Bobulate

Home [ade] cookies

Public Procurement

There have been a lot of stories around public procurement of IT services and software lately. Naturally I filter for the ones that say nice things about Free Software or indicate that Free Software is gaining traction in the public sector. I can explain why I feel that governments (at all levels) should prefer Free Software over proprietary software whenever possible, and it comes down to my belief that governments exist to take care of, or improve, the quality of life of their subjects. That’s the moral basis for their existence, and you are right in saying that it’s also stunningly naive of me in practice. So I will claim that governments should do what is best for their people and that short-term TCO calculations, dependency on third parties, vendor lock-in and data hostaging (is there a term for “your own data is stored in a proprietary format that may not even be legal for you to reverse-engineer and extract?”) are not good ways to serve the people. Developing local skills, fostering cooperation and pushing open standards for long-term storage and interoperability is. Now, this isn’t to say that there’s no space for proprietary software at all, but it’s a little like importing rice to feed the populace: something you want to do as little as possible and stop doing as quick as you can, because it places you at the mercy of your food (or software) sources.

Anyway, let’s take a look at a few of the stories: Vancouver embraces Open Source (does this have anything to do with Aaron moving there?). One weird quote in there from Andrea Reimer “now we just have to look forward on implementation and figuring sort of the order with which we do that.” That sounds like there’s goodwill, but no concrete implementation plan to me. Still a step in the right direction. Also from the article: “For example, she said, videos made at city hall, including videos of council meetings, are currently in a proprietary format that cannot be posted on YouTube.” Sounds to me like they need Theora, as YouTube in itself is not a long term storage provider.

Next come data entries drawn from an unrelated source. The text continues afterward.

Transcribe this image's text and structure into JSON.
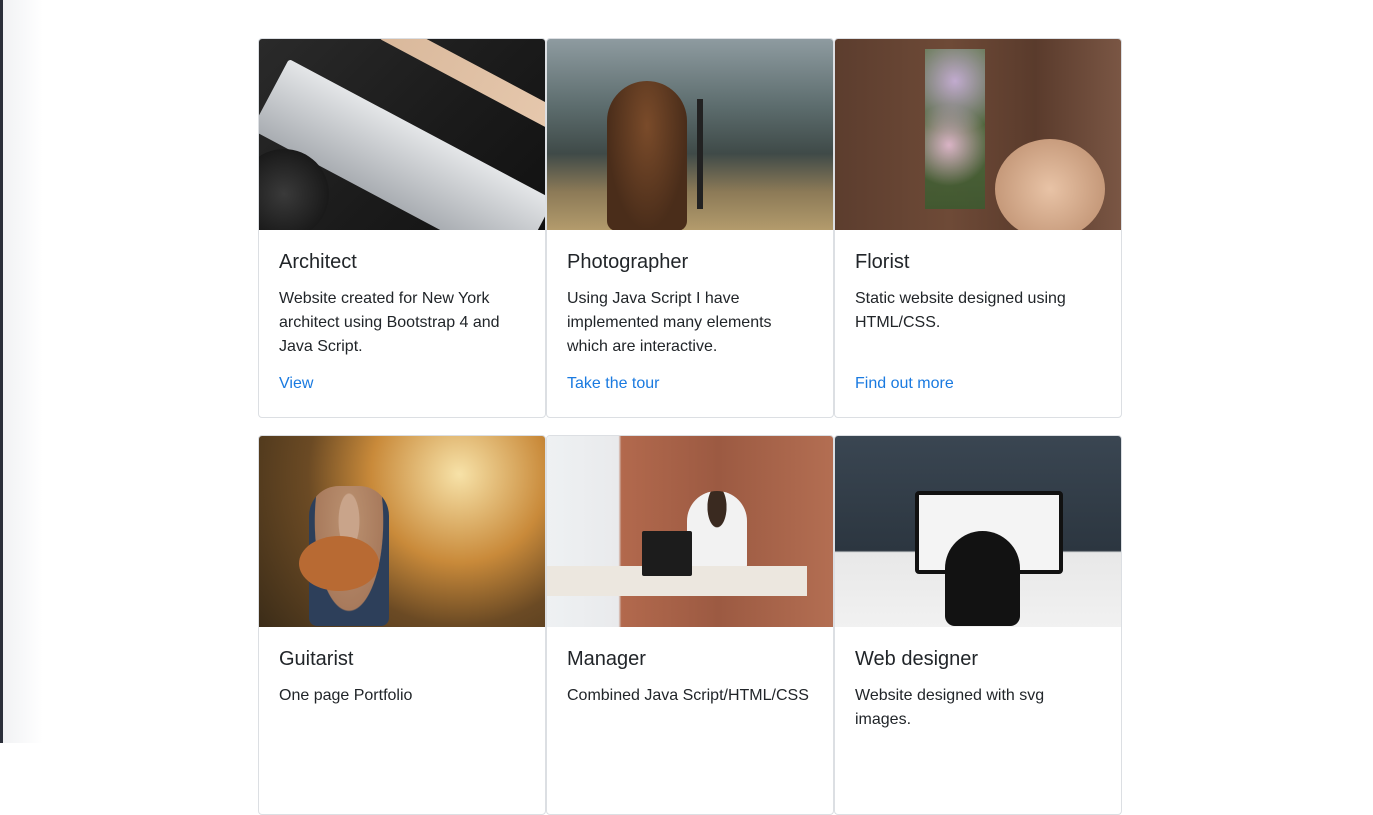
{
  "cards": [
    {
      "title": "Architect",
      "description": "Website created for New York architect using Bootstrap 4 and Java Script.",
      "link": "View",
      "image": "architect-tools-image"
    },
    {
      "title": "Photographer",
      "description": "Using Java Script I have implemented many elements which are interactive.",
      "link": "Take the tour",
      "image": "photographer-image"
    },
    {
      "title": "Florist",
      "description": "Static website designed using HTML/CSS.",
      "link": "Find out more",
      "image": "florist-table-image"
    },
    {
      "title": "Guitarist",
      "description": "One page Portfolio",
      "link": "",
      "image": "guitarist-image"
    },
    {
      "title": "Manager",
      "description": "Combined Java Script/HTML/CSS",
      "link": "",
      "image": "manager-desk-image"
    },
    {
      "title": "Web designer",
      "description": "Website designed with svg images.",
      "link": "",
      "image": "web-designer-image"
    }
  ],
  "colors": {
    "link": "#1a7ae0",
    "text": "#212529",
    "border": "#dcdfe3"
  }
}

Way down in New Zealand there has been some changes in the procurement strategy of the State Services Commission. From the Reg’s reporting (or the SSC statement) it is difficult to say whether this is a real win for Free Software or whether it’s just a no-central-deal-has-been-reached situation where individual departments now strike their own deals. One desirable approach to procurement might be to require an evaluation of Free Software first.

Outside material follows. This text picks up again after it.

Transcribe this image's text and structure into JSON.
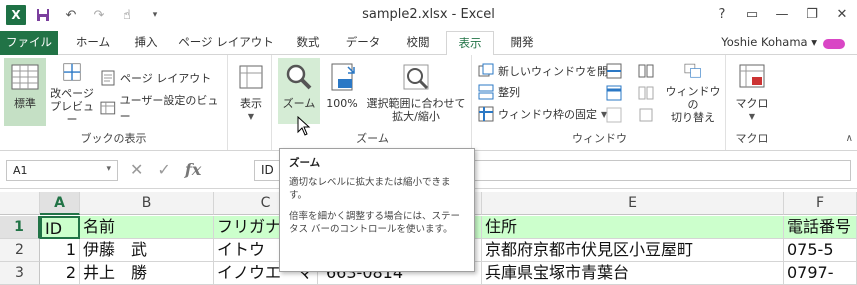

The UK has found some savings, but unfortunately by shifting around proprietary software licenses and not by going for something that is Free (it might not be cheaper, but it will be better controlled in the long run). The hard-to-credit part of the story is actually that specialized tools are (or were) apparently bundled previously, and the savings are to be realized through unbundling.

On the bundling front, though, there’s Romania (also on Glyn Moody’s blog with a variety of very bitter comments about EU politics, further emphasizing that my sunny picture of the duty of government above is totally whack; Romanian translation of the OSOR article also available — it’s an interesting language to try to read). The question to ask is always: at the end of the contract period, what do you have left? And I’m afraid that the answer will be “increased dependence and no software.” Throwing that much money at one or more Free Software companies would change the end results considerably even if in the short or medium term the results are less comfortable.

[[ PS. As far as checking out what kinds of procurement strategies there are and what IT money is spent on, the Freedom of Information Act (FoIA) or equivalent might be useful. In the Netherlands we have something called the WOB which makes it possible to request information about the decisions made in council by various levels of government; it seems that Dutch blogger and journalist Brenno de Winter has gone and WOBbed every local council in the country for information regarding their adherence to the national action plan on software procurement. ]]

Tags:

One Response to “Public Procurement”

  1. Mark Purcell Says:

    A couple of relevant policy links:

    UK
    http://www.govtalk.gov.uk/policydocs/policydocs_list.asp?topic=61&subjecttitle=Open+Source+Software

    Australia
    http://www.finance.gov.au/publications/guide-to-open-source-software/index.html